▶ [Work order] What you return must match the listing below character for character, minus any pictures.
-------
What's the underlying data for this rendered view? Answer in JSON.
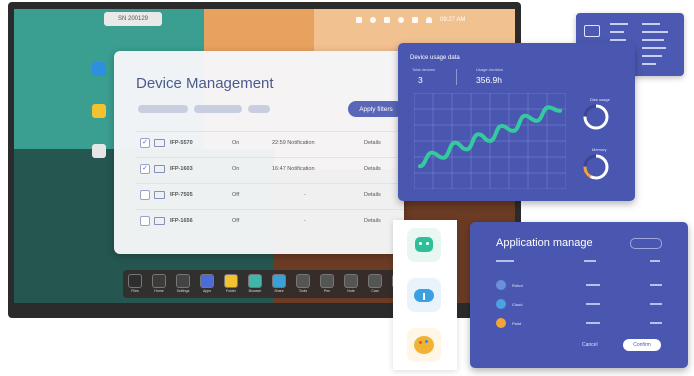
{
  "screen": {
    "sn_badge": "SN 200129",
    "status_time": "09:27 AM"
  },
  "device_management": {
    "title": "Device Management",
    "apply_button": "Apply filters",
    "rows": [
      {
        "name": "IFP-5570",
        "status": "On",
        "notification": "22:59 Notification",
        "action": "Details",
        "checked": true
      },
      {
        "name": "IFP-1603",
        "status": "On",
        "notification": "16:47 Notification",
        "action": "Details",
        "checked": true
      },
      {
        "name": "IFP-7505",
        "status": "Off",
        "notification": "-",
        "action": "Details",
        "checked": false
      },
      {
        "name": "IFP-1656",
        "status": "Off",
        "notification": "-",
        "action": "Details",
        "checked": false
      }
    ]
  },
  "dock": {
    "items": [
      {
        "label": "Files",
        "color": "#2e2e2e"
      },
      {
        "label": "Home",
        "color": "#3b3b3b"
      },
      {
        "label": "Settings",
        "color": "#444444"
      },
      {
        "label": "Apps",
        "color": "#4b6bd6"
      },
      {
        "label": "Folder",
        "color": "#f2c230"
      },
      {
        "label": "Browser",
        "color": "#3fb6a8"
      },
      {
        "label": "Share",
        "color": "#3aa0d8"
      },
      {
        "label": "Tools",
        "color": "#555555"
      },
      {
        "label": "Pen",
        "color": "#555555"
      },
      {
        "label": "Note",
        "color": "#555555"
      },
      {
        "label": "Cast",
        "color": "#555555"
      },
      {
        "label": "More",
        "color": "#555555"
      }
    ]
  },
  "usage_card": {
    "title": "Device usage data",
    "stat1_label": "Total devices",
    "stat1_value": "3",
    "stat2_label": "Usage duration",
    "stat2_value": "356.9h",
    "gauge1_label": "Disk usage",
    "gauge2_label": "Memory"
  },
  "chart_data": {
    "type": "line",
    "y": [
      0.2,
      0.36,
      0.3,
      0.48,
      0.4,
      0.58,
      0.5,
      0.68,
      0.62,
      0.8,
      0.74,
      0.9,
      0.86
    ],
    "grid": true,
    "color": "#35c9a0"
  },
  "app_manage": {
    "title": "Application manage",
    "rows": [
      {
        "name": "Robot",
        "color": "#6b8fd8"
      },
      {
        "name": "Cloud",
        "color": "#4aa3e0"
      },
      {
        "name": "Paint",
        "color": "#f0a63a"
      }
    ],
    "cancel_button": "Cancel",
    "confirm_button": "Confirm"
  }
}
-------
▶ [Completed task]
What's the underlying data for this rendered view? Answer in JSON.
{
  "screen": {
    "sn_badge": "SN 200129",
    "status_time": "09:27 AM"
  },
  "device_management": {
    "title": "Device Management",
    "apply_button": "Apply filters",
    "rows": [
      {
        "name": "IFP-5570",
        "status": "On",
        "notification": "22:59 Notification",
        "action": "Details",
        "checked": true
      },
      {
        "name": "IFP-1603",
        "status": "On",
        "notification": "16:47 Notification",
        "action": "Details",
        "checked": true
      },
      {
        "name": "IFP-7505",
        "status": "Off",
        "notification": "-",
        "action": "Details",
        "checked": false
      },
      {
        "name": "IFP-1656",
        "status": "Off",
        "notification": "-",
        "action": "Details",
        "checked": false
      }
    ]
  },
  "dock": {
    "items": [
      {
        "label": "Files",
        "color": "#2e2e2e"
      },
      {
        "label": "Home",
        "color": "#3b3b3b"
      },
      {
        "label": "Settings",
        "color": "#444444"
      },
      {
        "label": "Apps",
        "color": "#4b6bd6"
      },
      {
        "label": "Folder",
        "color": "#f2c230"
      },
      {
        "label": "Browser",
        "color": "#3fb6a8"
      },
      {
        "label": "Share",
        "color": "#3aa0d8"
      },
      {
        "label": "Tools",
        "color": "#555555"
      },
      {
        "label": "Pen",
        "color": "#555555"
      },
      {
        "label": "Note",
        "color": "#555555"
      },
      {
        "label": "Cast",
        "color": "#555555"
      },
      {
        "label": "More",
        "color": "#555555"
      }
    ]
  },
  "usage_card": {
    "title": "Device usage data",
    "stat1_label": "Total devices",
    "stat1_value": "3",
    "stat2_label": "Usage duration",
    "stat2_value": "356.9h",
    "gauge1_label": "Disk usage",
    "gauge2_label": "Memory"
  },
  "chart_data": {
    "type": "line",
    "y": [
      0.2,
      0.36,
      0.3,
      0.48,
      0.4,
      0.58,
      0.5,
      0.68,
      0.62,
      0.8,
      0.74,
      0.9,
      0.86
    ],
    "grid": true,
    "color": "#35c9a0"
  },
  "app_manage": {
    "title": "Application manage",
    "rows": [
      {
        "name": "Robot",
        "color": "#6b8fd8"
      },
      {
        "name": "Cloud",
        "color": "#4aa3e0"
      },
      {
        "name": "Paint",
        "color": "#f0a63a"
      }
    ],
    "cancel_button": "Cancel",
    "confirm_button": "Confirm"
  }
}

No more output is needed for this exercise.